Forza Horizon 4 drops the Carlton and Floss emotes

Image source: YOISYgaming

Epic Games is facing lawsuits over the presence of emotes including the Floss and the Carlton in Fortnite, without credit or compensation going to the people who created or popularized them. And maybe it's coincidence or maybe it's not, but those same dances have now been removed from Forza Horizon 4

The change comes as part of the Forza Horizon 4 Series 5 update, which makes a number of fairly significant additions to the game including a Mitsubishi Motors car pack, a new free-for-all Adventure and Horizon Story missions, and new seasonal events, cars, and more. But it's the very last entry in the list of smaller changes and fixes in the full patch notes that's of particular interest: "The 'Carlton' and 'Floss' avatar emotes are no longer available."

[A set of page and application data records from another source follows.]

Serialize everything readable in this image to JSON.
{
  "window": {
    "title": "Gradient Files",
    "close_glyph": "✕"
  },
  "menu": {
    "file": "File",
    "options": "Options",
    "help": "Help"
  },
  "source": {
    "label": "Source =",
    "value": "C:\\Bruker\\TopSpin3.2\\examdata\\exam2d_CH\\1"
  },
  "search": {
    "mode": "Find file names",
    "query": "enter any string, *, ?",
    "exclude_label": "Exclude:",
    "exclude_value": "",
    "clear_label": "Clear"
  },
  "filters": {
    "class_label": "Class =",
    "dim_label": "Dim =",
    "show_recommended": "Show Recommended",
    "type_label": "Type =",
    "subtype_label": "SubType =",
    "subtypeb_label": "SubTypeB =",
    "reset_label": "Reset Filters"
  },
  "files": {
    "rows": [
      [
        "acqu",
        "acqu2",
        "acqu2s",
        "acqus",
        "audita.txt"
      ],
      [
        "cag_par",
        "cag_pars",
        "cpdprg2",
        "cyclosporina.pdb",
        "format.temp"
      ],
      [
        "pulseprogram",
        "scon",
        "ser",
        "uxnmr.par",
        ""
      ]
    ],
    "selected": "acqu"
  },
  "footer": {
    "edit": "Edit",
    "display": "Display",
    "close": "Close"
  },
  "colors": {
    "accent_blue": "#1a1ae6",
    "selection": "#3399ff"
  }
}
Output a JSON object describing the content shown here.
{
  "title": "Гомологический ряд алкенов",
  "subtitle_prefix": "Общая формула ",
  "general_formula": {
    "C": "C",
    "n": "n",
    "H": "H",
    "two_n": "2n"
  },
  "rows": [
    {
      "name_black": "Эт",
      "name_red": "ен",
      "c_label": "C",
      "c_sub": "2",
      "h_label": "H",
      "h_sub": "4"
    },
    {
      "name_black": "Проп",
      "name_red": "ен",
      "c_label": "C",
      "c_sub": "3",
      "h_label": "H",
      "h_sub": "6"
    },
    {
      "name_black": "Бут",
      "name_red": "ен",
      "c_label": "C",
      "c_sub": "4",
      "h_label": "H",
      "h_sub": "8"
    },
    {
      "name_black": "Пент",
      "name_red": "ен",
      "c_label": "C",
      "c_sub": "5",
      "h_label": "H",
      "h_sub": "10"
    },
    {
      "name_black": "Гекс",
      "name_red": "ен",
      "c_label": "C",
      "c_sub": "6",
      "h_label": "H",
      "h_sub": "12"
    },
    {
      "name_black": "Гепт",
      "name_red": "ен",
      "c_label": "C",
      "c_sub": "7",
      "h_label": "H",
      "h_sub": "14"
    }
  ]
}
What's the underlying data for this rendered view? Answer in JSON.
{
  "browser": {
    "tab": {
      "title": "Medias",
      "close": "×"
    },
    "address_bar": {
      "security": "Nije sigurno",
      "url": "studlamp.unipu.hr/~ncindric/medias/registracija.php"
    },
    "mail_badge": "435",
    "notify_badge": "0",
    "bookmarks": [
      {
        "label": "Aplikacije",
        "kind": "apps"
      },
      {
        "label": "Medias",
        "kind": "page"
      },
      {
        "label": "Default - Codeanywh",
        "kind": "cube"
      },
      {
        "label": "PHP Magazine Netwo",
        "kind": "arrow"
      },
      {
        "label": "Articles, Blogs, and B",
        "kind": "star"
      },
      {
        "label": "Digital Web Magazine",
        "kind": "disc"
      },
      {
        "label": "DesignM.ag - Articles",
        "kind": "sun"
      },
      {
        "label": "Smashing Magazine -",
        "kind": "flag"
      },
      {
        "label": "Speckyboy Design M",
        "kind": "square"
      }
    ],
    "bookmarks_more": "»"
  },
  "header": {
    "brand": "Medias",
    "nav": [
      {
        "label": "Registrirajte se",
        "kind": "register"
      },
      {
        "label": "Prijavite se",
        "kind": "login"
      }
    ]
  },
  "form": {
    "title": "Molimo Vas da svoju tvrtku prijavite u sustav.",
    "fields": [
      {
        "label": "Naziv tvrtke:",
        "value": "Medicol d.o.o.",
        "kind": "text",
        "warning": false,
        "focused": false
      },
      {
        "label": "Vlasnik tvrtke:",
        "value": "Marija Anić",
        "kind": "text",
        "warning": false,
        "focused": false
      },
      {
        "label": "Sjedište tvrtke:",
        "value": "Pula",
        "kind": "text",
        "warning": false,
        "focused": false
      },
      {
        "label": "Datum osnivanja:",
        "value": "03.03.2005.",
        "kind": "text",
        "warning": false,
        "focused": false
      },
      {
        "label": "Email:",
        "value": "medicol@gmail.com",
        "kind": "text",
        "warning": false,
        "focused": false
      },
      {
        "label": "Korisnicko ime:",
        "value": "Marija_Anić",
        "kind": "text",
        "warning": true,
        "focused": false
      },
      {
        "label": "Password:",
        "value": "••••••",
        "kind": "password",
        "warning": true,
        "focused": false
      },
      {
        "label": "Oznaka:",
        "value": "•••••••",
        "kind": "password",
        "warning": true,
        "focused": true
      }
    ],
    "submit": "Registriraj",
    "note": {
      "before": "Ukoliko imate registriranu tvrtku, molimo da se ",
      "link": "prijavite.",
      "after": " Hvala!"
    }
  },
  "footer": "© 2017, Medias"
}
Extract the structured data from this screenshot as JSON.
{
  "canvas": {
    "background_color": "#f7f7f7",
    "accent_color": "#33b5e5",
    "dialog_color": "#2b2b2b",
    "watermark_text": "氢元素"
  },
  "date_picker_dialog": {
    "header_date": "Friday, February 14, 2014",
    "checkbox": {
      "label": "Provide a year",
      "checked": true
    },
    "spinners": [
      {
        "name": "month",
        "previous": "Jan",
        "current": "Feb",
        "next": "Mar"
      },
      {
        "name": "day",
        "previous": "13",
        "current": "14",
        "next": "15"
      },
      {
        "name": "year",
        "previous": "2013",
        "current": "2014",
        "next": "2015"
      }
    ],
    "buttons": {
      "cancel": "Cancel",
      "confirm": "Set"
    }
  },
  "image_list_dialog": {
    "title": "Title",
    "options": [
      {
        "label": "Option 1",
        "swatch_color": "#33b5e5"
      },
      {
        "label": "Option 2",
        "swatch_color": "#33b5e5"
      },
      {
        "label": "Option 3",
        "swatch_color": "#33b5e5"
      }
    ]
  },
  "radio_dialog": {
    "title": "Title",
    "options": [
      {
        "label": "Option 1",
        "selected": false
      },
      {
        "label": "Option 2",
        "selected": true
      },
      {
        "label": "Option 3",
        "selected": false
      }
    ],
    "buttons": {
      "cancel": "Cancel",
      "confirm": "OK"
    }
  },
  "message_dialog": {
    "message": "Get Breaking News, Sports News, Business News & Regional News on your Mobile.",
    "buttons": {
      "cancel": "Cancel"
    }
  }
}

The Carlton dance was created by Alfonso Ribeiro for The Fresh Prince of Bel-Air, and is "distinctive, immediately recognizable, and inextricably linked to [his] identity, celebrity, and likeness," Riberio said in his December lawsuit. The Floss, created by "Backpack Kid" Russell Horning, came to mainstream attention when Rihanna shared it on her YouTube channel; he was invited to performance the dance on Saturday Night Live in 2017 as part of Kay Perry's musical performance. He (technically, his mom) sued Epic at roughly the same time as Ribeiro.

The patch notes don't say why the emotes were removed, but it wouldn't be unreasonable to guess that Microsoft is hoping to avoid the headaches currently plaguing Epic, or may have pulled the content as part of a quiet settlement with their originators. I've contacted Microsoft for more information, and will update if I receive a reply. And in case you missed it, Epic was recently hit with a new Fortnite dance lawsuit, this one courtesy of Rachel McCumbers, now known to the internet as Orange Shirt Kid's mom.

Andy Chalk

Andy has been gaming on PCs from the very beginning, starting as a youngster with text adventures and primitive action games on a cassette-based TRS80. From there he graduated to the glory days of Sierra Online adventures and Microprose sims, ran a local BBS, learned how to build PCs, and developed a longstanding love of RPGs, immersive sims, and shooters. He began writing videogame news in 2007 for The Escapist and somehow managed to avoid getting fired until 2014, when he joined the storied ranks of PC Gamer. He covers all aspects of the industry, from new game announcements and patch notes to legal disputes, Twitch beefs, esports, and Henry Cavill. Lots of Henry Cavill.